- The page will include specific information, and a reference card
- The charge RN (or a person designated by the charge RN) and the transporter will attend the patient, with specific responsibilities
- Make the patient aware of the ensuing procedure
As part of the implementation plan, the team created a specific action plan. First a designated transporter and a staff responsible for communications in CMC developed a “group page” whereby two or more people could be paged simultaneously by the diagnostic departments. Second, the transportation manager and the charge RNs met and developed a patient tracking sheet (a log sheet for the floor staff to sign off when the patient is transported). Third, the transportation manager and the designated transporter developed a reference card that contains the pager numbers of the charge RNs of each clinical department (Obstetrics, Medical Surgical Floor, Intensive Care Unit, Orthopedic, Rehab Nursing Unit, etc.), and the transport pager number that the diagnostic departments should page. It contains the information that needs to be paged by the diagnostic department when asking for a patient transport. This information includes:
- Name of the department from where the message is paged
- First and last name of the patient
- Patient's Medical Record #
- Room #
- Patient's destination
- Preferred mode of transport (chair, stretcher)
The reference card also contains the step-by-step procedure for requesting a transporter by the diagnostic departments. The transportation manager sent copies of the cheat sheet to every department to ensure safe, accurate, and efficient transport of patients.

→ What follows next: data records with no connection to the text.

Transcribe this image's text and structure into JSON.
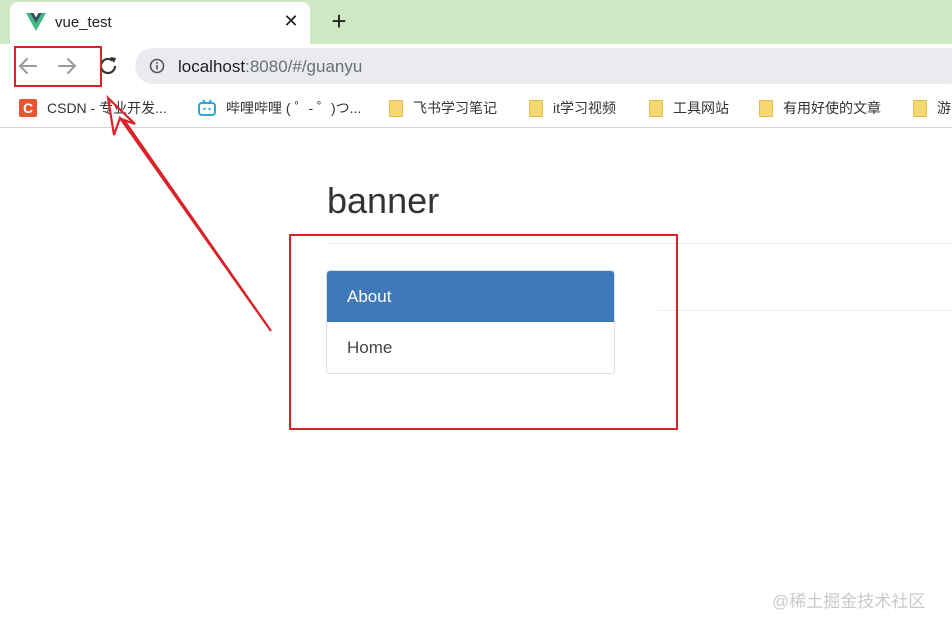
{
  "browser": {
    "tab_title": "vue_test",
    "tab_close_glyph": "✕",
    "new_tab_glyph": "+",
    "url_host": "localhost",
    "url_rest": ":8080/#/guanyu",
    "bookmarks": [
      {
        "label": "CSDN - 专业开发...",
        "icon": "csdn-icon",
        "icon_text": "C"
      },
      {
        "label": "哔哩哔哩 ( ゜- ゜)つ...",
        "icon": "bilibili-icon"
      },
      {
        "label": "飞书学习笔记",
        "icon": "folder-icon"
      },
      {
        "label": "it学习视频",
        "icon": "folder-icon"
      },
      {
        "label": "工具网站",
        "icon": "folder-icon"
      },
      {
        "label": "有用好使的文章",
        "icon": "folder-icon"
      },
      {
        "label": "游",
        "icon": "folder-icon"
      }
    ]
  },
  "page": {
    "banner": "banner",
    "menu": [
      {
        "label": "About",
        "active": true
      },
      {
        "label": "Home",
        "active": false
      }
    ]
  },
  "watermark": "@稀土掘金技术社区",
  "colors": {
    "tabstrip": "#cfe8c4",
    "menu_active": "#4079b7",
    "annotation": "#d8232a",
    "csdn": "#e8542e",
    "bilibili": "#2aa6d8",
    "vue_green": "#41b883",
    "vue_dark": "#35495e"
  }
}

To ensure smooth implementation of the improved process, the transportation manager met with key individuals in all clinical departments on a one-on-one basis, explained to them about the necessity of the new process and got their feedback on the new process and how it could be improved. He also had couple of meetings with the house supervisors to get them on board with the new process. The transportation manager mentioned that the ward secretaries were tough to deal with initially. But the house supervisors were very supportive. “They hit the nail. They made the ward secretaries conform to the policies,” said the transportation manager. The procedural departments were very supportive as well.

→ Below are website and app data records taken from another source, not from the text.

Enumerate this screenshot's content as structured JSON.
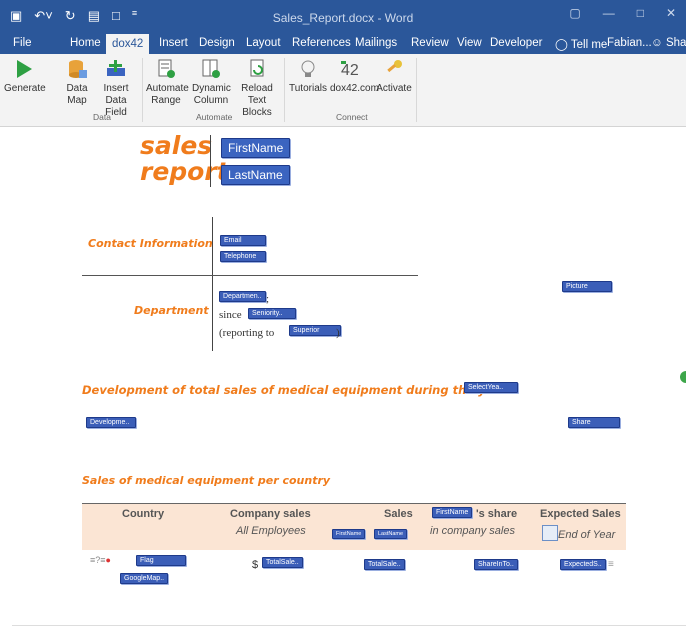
{
  "window": {
    "title": "Sales_Report.docx - Word",
    "minimize_icon": "minimize-icon",
    "maximize_icon": "maximize-icon",
    "close_icon": "close-icon"
  },
  "quick_access": {
    "save_icon": "save-icon",
    "undo_icon": "undo-icon",
    "redo_icon": "redo-icon",
    "open_icon": "folder-icon",
    "new_icon": "new-doc-icon"
  },
  "tabs": [
    "File",
    "Home",
    "dox42",
    "Insert",
    "Design",
    "Layout",
    "References",
    "Mailings",
    "Review",
    "View",
    "Developer"
  ],
  "tell_me": "Tell me",
  "user": "Fabian...",
  "share": "Share",
  "ribbon": {
    "generate": "Generate",
    "data_map": [
      "Data",
      "Map"
    ],
    "insert_data_field": [
      "Insert",
      "Data Field"
    ],
    "automate_range": [
      "Automate",
      "Range"
    ],
    "dynamic_column": [
      "Dynamic",
      "Column"
    ],
    "reload_text_blocks": [
      "Reload",
      "Text Blocks"
    ],
    "tutorials": "Tutorials",
    "dox42_com": "dox42.com",
    "activate": "Activate",
    "groups": {
      "data": "Data",
      "automate": "Automate",
      "connect": "Connect"
    }
  },
  "document": {
    "heading_line1": "sales",
    "heading_line2": "report",
    "firstname": "FirstName",
    "lastname": "LastName",
    "contact_label": "Contact Information",
    "email": "Email",
    "telephone": "Telephone",
    "department_label": "Department",
    "department_field": "Departmen..",
    "department_suffix": ";",
    "since": "since",
    "seniority_field": "Seniority..",
    "reporting_to": "(reporting to",
    "superior_field": "Superior",
    "reporting_close": ")",
    "picture_field": "Picture",
    "development_heading": "Development of total sales of medical equipment during the year",
    "select_year_field": "SelectYea..",
    "development_field": "Developme..",
    "share_field": "Share",
    "country_heading": "Sales of medical equipment per country",
    "table": {
      "col_country": "Country",
      "col_company_sales": "Company sales",
      "col_all_employees": "All Employees",
      "col_sales": "Sales",
      "firstname_small": "FirstName",
      "lastname_small": "LastName",
      "share_firstname": "FirstName",
      "share_suffix": "'s share",
      "in_company_sales": "in company sales",
      "col_expected": "Expected Sales",
      "end_of_year": "End of Year",
      "flag_field": "Flag",
      "googlemap_field": "GoogleMap..",
      "dollar": "$",
      "totalsales1": "TotalSale..",
      "totalsales2": "TotalSale..",
      "sharein_field": "ShareInTo..",
      "expected_field": "ExpectedS.."
    }
  }
}
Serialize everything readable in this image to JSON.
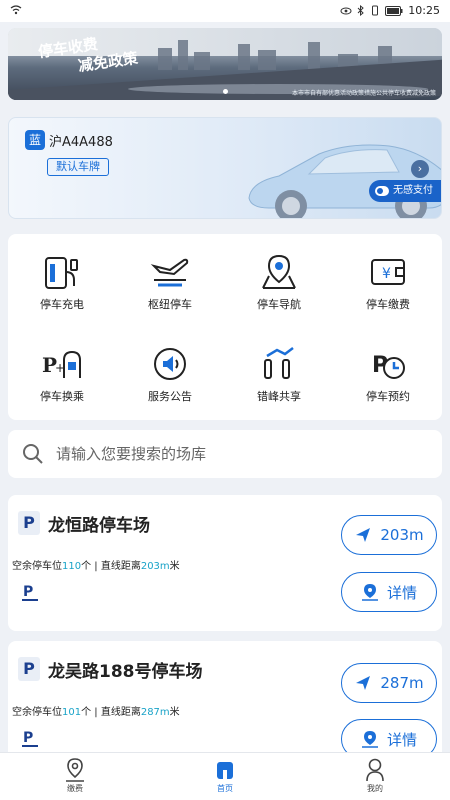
{
  "status_bar": {
    "time": "10:25"
  },
  "banner": {
    "slogan_line1": "停车收费",
    "slogan_line2": "减免政策",
    "caption": "本市市自有部优惠活动政策措施公共停车收费减免政策"
  },
  "vehicle": {
    "plate_color": "蓝",
    "plate_number": "沪A4A488",
    "default_label": "默认车牌",
    "no_sense_pay_label": "无感支付"
  },
  "services": [
    {
      "label": "停车充电",
      "icon": "charging-icon"
    },
    {
      "label": "枢纽停车",
      "icon": "airport-parking-icon"
    },
    {
      "label": "停车导航",
      "icon": "map-navigation-icon"
    },
    {
      "label": "停车缴费",
      "icon": "wallet-payment-icon"
    },
    {
      "label": "停车换乘",
      "icon": "park-and-ride-icon"
    },
    {
      "label": "服务公告",
      "icon": "announcement-icon"
    },
    {
      "label": "错峰共享",
      "icon": "shared-parking-icon"
    },
    {
      "label": "停车预约",
      "icon": "reservation-icon"
    }
  ],
  "search": {
    "placeholder": "请输入您要搜索的场库"
  },
  "lots": [
    {
      "badge": "P",
      "name": "龙恒路停车场",
      "info_prefix": "空余停车位",
      "free_spaces": "110",
      "info_mid": "个 | 直线距离",
      "distance_value": "203m",
      "info_suffix": "米",
      "distance_button": "203m",
      "detail_button": "详情"
    },
    {
      "badge": "P",
      "name": "龙吴路188号停车场",
      "info_prefix": "空余停车位",
      "free_spaces": "101",
      "info_mid": "个 | 直线距离",
      "distance_value": "287m",
      "info_suffix": "米",
      "distance_button": "287m",
      "detail_button": "详情"
    }
  ],
  "tabs": [
    {
      "label": "缴费",
      "icon": "location-pin-icon",
      "active": false
    },
    {
      "label": "首页",
      "icon": "home-icon",
      "active": true
    },
    {
      "label": "我的",
      "icon": "person-icon",
      "active": false
    }
  ],
  "colors": {
    "accent": "#1b6fd8",
    "highlight": "#1aa3c8",
    "background": "#eef1f6"
  }
}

The transportation manager set the target time from request to delivery at 30 minutes. When asked about the rationale for setting such a high time, he responded, “The procedural departments were happy with 30 minutes. They were tickled to death. Moreover, most procedure departments schedule in 30 minutes increments.” He carried out follow-up surveys at regular intervals to continue to assess transport time. The following table presents the collected data:
|Survey Date||Time (In Mins)|
Reactions to the A3 Process
The transportation manager felt the A3 process was every effective for problem solving in healthcare. He wrote, “I find the [A3 Process] a very important tool for evaluating problems and/or processes. It allows a person or team to look at how a process flows and where the problem or work around area may be. It promotes team work on solving problems by giving a global and unbiased look into procedures. It involves a positive thought process and invigorates the mind to think in alternative ways of problem solving by including all aspects of a process. It gives all parties involved a way to express and present their perceptions, fact or data on a process/problem. The end result is a quantitative measure if there is an improvement and if it can be sustained. On a scale of 1-10, ten being the highest, I would rate the [A3 Process] at a 10. In my case it has given me the tool for myself and staff to become involved in a data driven process that can prove perceived outcomes. Without TPS process it would be very difficult to outline how an improvement plan will really be effective.”